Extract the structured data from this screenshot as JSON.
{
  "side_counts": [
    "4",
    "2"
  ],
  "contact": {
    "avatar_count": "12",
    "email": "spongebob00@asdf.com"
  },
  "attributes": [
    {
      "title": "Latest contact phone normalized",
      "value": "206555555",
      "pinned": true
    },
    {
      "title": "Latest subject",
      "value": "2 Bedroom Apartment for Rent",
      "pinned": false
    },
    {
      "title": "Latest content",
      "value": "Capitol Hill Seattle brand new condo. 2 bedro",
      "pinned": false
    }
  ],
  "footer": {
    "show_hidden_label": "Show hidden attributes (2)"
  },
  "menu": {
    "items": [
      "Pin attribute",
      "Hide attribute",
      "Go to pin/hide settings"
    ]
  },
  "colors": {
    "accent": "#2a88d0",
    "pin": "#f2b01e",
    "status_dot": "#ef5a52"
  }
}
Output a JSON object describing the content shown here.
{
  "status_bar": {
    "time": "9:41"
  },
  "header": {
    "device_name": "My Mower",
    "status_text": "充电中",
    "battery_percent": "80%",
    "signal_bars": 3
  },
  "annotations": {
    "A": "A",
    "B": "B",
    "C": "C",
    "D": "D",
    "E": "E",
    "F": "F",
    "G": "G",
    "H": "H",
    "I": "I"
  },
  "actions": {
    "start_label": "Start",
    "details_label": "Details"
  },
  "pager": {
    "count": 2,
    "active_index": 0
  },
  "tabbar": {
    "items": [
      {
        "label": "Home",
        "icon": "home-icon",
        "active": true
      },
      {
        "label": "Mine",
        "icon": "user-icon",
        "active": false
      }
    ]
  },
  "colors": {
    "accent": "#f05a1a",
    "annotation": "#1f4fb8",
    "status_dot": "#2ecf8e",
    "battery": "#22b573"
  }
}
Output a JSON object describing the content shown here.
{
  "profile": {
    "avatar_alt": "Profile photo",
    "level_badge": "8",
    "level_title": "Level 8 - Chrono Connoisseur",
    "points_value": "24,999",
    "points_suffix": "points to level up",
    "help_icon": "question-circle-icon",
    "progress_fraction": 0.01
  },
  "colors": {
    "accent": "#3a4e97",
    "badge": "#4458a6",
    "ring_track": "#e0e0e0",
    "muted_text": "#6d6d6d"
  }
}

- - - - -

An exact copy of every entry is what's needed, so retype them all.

PROBLEM SOLUTION
Extract the structured data from this screenshot as JSON.
{
  "side_counts": [
    "4",
    "2"
  ],
  "contact": {
    "avatar_count": "12",
    "email": "spongebob00@asdf.com"
  },
  "attributes": [
    {
      "title": "Latest contact phone normalized",
      "value": "206555555",
      "pinned": true
    },
    {
      "title": "Latest subject",
      "value": "2 Bedroom Apartment for Rent",
      "pinned": false
    },
    {
      "title": "Latest content",
      "value": "Capitol Hill Seattle brand new condo. 2 bedro",
      "pinned": false
    }
  ],
  "footer": {
    "show_hidden_label": "Show hidden attributes (2)"
  },
  "menu": {
    "items": [
      "Pin attribute",
      "Hide attribute",
      "Go to pin/hide settings"
    ]
  },
  "colors": {
    "accent": "#2a88d0",
    "pin": "#f2b01e",
    "status_dot": "#ef5a52"
  }
}
Output a JSON object describing the content shown here.
{
  "status_bar": {
    "time": "9:41"
  },
  "header": {
    "device_name": "My Mower",
    "status_text": "充电中",
    "battery_percent": "80%",
    "signal_bars": 3
  },
  "annotations": {
    "A": "A",
    "B": "B",
    "C": "C",
    "D": "D",
    "E": "E",
    "F": "F",
    "G": "G",
    "H": "H",
    "I": "I"
  },
  "actions": {
    "start_label": "Start",
    "details_label": "Details"
  },
  "pager": {
    "count": 2,
    "active_index": 0
  },
  "tabbar": {
    "items": [
      {
        "label": "Home",
        "icon": "home-icon",
        "active": true
      },
      {
        "label": "Mine",
        "icon": "user-icon",
        "active": false
      }
    ]
  },
  "colors": {
    "accent": "#f05a1a",
    "annotation": "#1f4fb8",
    "status_dot": "#2ecf8e",
    "battery": "#22b573"
  }
}
Output a JSON object describing the content shown here.
{
  "profile": {
    "avatar_alt": "Profile photo",
    "level_badge": "8",
    "level_title": "Level 8 - Chrono Connoisseur",
    "points_value": "24,999",
    "points_suffix": "points to level up",
    "help_icon": "question-circle-icon",
    "progress_fraction": 0.01
  },
  "colors": {
    "accent": "#3a4e97",
    "badge": "#4458a6",
    "ring_track": "#e0e0e0",
    "muted_text": "#6d6d6d"
  }
}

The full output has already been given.